Information:
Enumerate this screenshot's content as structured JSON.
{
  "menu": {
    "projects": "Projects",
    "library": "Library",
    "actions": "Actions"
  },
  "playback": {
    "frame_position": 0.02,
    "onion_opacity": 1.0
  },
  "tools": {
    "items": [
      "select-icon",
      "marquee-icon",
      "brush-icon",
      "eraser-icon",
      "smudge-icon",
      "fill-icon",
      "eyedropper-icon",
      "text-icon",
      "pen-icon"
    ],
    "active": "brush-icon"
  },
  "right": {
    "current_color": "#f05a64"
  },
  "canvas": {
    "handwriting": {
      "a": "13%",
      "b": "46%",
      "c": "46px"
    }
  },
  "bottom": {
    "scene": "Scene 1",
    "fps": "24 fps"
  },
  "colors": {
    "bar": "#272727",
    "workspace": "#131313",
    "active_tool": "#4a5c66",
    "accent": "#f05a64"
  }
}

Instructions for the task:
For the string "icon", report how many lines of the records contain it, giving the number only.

Answer section:
10